- **Aim of the task**: Wherever a line in the records below contains "this", copy that line.

- **Data records for software interfaces**:

□ □ □

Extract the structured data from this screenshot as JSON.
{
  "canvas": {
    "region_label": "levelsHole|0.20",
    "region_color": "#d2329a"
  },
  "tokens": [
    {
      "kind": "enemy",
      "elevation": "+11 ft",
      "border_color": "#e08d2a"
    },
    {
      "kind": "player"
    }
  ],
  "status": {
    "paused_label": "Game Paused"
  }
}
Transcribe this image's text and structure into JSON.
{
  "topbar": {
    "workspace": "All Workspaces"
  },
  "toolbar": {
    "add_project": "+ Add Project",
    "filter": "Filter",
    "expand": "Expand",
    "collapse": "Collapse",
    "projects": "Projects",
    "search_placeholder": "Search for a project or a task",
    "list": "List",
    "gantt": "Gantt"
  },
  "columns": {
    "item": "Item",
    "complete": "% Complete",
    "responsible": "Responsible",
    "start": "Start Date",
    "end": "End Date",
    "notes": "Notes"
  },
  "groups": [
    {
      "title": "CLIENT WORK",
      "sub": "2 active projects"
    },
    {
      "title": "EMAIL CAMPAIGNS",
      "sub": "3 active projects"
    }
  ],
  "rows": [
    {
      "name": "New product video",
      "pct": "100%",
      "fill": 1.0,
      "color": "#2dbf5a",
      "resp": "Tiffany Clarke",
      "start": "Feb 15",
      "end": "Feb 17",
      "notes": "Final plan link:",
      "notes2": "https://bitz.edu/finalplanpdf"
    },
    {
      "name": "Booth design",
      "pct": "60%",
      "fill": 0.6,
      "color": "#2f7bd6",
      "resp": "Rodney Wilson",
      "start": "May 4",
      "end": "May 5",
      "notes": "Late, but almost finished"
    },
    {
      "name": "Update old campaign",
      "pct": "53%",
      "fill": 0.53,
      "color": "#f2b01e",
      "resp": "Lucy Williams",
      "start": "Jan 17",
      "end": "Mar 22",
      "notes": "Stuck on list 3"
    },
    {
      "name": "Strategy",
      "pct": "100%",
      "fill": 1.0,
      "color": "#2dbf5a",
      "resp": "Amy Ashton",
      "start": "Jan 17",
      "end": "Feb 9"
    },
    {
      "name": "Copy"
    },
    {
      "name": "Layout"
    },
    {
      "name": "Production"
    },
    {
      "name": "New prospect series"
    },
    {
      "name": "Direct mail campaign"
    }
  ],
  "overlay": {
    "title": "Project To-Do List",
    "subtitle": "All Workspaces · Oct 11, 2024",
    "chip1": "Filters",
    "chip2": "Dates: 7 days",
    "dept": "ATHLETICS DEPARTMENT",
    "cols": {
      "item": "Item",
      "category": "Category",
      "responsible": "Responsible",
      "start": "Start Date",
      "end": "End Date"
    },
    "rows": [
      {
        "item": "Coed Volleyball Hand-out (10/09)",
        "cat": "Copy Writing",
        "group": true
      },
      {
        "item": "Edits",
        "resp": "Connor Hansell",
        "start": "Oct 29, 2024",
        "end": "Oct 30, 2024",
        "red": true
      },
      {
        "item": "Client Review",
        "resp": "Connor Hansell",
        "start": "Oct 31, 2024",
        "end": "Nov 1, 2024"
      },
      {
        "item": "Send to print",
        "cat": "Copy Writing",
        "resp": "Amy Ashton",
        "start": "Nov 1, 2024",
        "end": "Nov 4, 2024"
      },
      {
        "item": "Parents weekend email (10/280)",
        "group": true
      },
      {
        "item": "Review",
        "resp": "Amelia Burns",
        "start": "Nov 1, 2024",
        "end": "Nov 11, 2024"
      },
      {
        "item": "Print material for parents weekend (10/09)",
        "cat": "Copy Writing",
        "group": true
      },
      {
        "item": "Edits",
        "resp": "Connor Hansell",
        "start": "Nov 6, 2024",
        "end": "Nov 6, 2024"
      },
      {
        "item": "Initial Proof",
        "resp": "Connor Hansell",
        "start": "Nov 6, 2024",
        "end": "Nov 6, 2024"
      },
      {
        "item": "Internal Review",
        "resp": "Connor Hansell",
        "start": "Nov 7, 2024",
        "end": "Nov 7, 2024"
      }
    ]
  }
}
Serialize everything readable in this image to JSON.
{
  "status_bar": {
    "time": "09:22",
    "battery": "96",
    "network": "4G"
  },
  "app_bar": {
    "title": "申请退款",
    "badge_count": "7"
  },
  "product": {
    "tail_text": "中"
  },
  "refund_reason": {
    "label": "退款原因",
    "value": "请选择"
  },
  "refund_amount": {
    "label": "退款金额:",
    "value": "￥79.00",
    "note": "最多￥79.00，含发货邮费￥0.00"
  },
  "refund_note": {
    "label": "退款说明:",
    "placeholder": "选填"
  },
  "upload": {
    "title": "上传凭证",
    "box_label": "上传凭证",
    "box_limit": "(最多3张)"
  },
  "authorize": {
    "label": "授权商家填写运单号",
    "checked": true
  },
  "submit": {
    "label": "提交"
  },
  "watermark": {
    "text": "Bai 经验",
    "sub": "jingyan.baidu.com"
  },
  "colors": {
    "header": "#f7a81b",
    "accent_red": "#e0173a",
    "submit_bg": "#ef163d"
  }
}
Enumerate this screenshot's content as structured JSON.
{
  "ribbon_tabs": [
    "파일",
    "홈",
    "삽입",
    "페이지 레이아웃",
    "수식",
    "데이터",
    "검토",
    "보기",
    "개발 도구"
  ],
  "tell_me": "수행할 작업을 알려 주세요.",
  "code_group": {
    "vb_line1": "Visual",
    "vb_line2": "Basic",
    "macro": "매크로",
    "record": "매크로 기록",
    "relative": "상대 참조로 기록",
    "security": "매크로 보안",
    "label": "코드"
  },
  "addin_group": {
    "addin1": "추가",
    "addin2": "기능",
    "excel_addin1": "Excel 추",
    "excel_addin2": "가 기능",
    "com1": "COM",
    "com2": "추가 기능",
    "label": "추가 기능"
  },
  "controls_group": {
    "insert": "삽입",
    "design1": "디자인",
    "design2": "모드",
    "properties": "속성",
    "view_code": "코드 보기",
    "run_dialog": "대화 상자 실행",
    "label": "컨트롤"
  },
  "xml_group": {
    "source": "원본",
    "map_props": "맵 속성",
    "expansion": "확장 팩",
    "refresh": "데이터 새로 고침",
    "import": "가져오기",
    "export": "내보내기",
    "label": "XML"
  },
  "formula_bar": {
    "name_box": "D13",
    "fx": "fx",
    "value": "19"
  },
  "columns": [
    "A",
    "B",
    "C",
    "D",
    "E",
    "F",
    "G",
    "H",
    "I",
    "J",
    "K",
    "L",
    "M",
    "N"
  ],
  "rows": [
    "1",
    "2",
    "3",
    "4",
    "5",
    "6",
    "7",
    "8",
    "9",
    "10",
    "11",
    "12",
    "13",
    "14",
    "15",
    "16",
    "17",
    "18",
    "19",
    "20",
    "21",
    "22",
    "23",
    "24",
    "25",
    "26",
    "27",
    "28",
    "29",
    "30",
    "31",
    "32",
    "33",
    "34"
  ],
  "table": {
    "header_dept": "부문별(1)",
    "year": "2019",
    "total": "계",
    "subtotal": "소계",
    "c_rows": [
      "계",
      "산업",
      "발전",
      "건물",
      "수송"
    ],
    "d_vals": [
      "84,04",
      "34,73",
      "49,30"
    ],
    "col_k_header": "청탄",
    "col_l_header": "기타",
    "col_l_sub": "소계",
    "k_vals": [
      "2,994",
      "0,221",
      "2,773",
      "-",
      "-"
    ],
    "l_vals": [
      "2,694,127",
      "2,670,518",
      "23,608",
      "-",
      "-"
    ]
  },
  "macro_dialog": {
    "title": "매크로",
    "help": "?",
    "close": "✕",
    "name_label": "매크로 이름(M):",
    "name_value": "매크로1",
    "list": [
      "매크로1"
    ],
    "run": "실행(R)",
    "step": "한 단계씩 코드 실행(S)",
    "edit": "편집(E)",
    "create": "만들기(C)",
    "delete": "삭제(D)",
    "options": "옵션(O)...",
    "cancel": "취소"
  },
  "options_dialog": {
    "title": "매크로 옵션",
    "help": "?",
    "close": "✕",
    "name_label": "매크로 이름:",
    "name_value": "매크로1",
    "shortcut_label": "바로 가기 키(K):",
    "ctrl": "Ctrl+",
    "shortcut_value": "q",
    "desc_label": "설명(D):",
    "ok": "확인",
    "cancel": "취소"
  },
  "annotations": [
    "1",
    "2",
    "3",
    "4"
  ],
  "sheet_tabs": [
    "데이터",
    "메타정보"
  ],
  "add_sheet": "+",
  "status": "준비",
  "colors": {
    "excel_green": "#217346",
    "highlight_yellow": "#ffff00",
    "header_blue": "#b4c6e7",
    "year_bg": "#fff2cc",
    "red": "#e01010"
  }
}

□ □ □

- **Result**:
Extract the structured data from this screenshot as JSON.
Transcribe this image's text and structure into JSON.
Serialize everything readable in this image to JSON.
Enumerate this screenshot's content as structured JSON.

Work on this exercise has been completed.